The Ursulines museum This former convent, built during the second half of the 17th century, has had an eventful history. At first, it was a boarding school for the daughters of the nobility and of the middle classes. It was used as a prison during the Revolution, then as a barracks till the period between the two world wars, before being restored by Mâcon town council. Currently, it is a museum which comprises three sections: archeology, arts and crafts, fine art.
Building work on the Hotel-Dieu ( a former Catholic hospital) began in 1762 to plans drawn by the architect Soufflot. Its characteristic feature is its dome, a tall elegantly shaped structure of monumental proportions. All the rooms in the building converge beneath the dome, where the chapel was formerly situated. On the ground floor, there is an apothecary which exhibits a very fine collection of pharmaceutical receptacles. L’Hôtel-Dieu
Square de la Paix: an environmentally friendly way of collecting and emptying garden waste bins, and of disposing of dead leaves.
This cathedral was built on the instigation of Napoleon 1 st. It is here that the funeral of Alphonse de Lamartine took place on 4 March 1869. In 1994, it was listed as a building of outstanding historical interest. Cathédrale Saint-Vincent
Decorative features from the interior of the Cathedral of Saint- Vincent
Seneck House, (1710 – 1720), Lamartine Museum and seat of the Academy of Arts, Science and Literature, of which Lamartine was the illustrious president. It now houses a museum which exhibits a collection of numerous documents relating to Lamartine, as well as contemporary accounts of his life as a statesman and poet. This building is an unspoilt example of Regency architecture.
The post office The plans used for the construction of this building were amongst those submitted in 1912 by French engineers in response to a request from government of Algeria for designs for a post office in the capital, Algiers. These particular plans were not accepted, but Mâcon acquired them on the rebound and used them to erect this magnificent building. The original post box.
Saint-Clément owes its origins to small church erected at the beginning of the 6th century, where the mortal remains of the first bishops of the diocese of Mâcon were interred. The archeological site of Saint-Clément
The Statue of the Grape-pickers, was erected on Place de la Barre to commemorate the fine vintages which the region of Burgundy claims its own. Mâcon lies at the centre of 12,000 acres of vineyards.
Before Mâcon even existed, there was a ford over the river Saône The Roman legionnaires built a wooden bridge during the conquest of Gaul, but it was not until the 11th century that a stone bridge of only six arches was erected. The bridge was fortified as early as 1221. By 1550, significant improvements had been made to the structure. The lengthening of the span of the bridge seems to date from this period, although it is unknown exactly how many arches there were in the 17th century. During the Wars of Religion, the bridge witnessed tragic events.
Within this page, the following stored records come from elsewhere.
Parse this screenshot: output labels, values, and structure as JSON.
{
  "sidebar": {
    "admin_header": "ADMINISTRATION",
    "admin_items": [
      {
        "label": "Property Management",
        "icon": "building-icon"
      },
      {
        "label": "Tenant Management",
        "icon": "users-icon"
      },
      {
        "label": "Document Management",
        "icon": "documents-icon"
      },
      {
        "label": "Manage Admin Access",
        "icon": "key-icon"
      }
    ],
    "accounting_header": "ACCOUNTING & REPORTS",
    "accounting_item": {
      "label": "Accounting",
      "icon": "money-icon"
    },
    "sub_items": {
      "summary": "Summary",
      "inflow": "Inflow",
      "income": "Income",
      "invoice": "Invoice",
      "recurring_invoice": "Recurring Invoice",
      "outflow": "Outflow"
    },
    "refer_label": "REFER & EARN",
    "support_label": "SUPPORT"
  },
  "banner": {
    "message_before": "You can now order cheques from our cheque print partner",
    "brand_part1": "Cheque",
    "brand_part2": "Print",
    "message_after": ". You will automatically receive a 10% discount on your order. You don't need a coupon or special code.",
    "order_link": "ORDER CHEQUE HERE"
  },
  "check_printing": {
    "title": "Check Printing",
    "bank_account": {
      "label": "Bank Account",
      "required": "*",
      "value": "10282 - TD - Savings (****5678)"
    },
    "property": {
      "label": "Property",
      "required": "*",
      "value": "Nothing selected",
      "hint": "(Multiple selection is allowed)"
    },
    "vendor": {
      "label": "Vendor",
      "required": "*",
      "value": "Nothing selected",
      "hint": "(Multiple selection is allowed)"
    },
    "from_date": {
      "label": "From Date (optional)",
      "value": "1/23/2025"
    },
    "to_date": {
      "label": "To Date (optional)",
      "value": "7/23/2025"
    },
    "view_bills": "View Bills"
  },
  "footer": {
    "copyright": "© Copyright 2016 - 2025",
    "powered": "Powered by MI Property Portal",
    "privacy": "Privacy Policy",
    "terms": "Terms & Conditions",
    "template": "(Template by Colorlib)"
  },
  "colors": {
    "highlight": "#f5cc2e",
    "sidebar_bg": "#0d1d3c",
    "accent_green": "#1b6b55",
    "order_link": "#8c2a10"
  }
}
Guillaume de Saint-Point, governor of Mâcon, ordered the protestants who had been taken prisoner to be thrown into the Saône. The Saint –Laurent Bridge was one of the very few not to be destroyed during the Second World War. Since that time, the appearance of the bridge has not changed; to this day it still has twelve arches.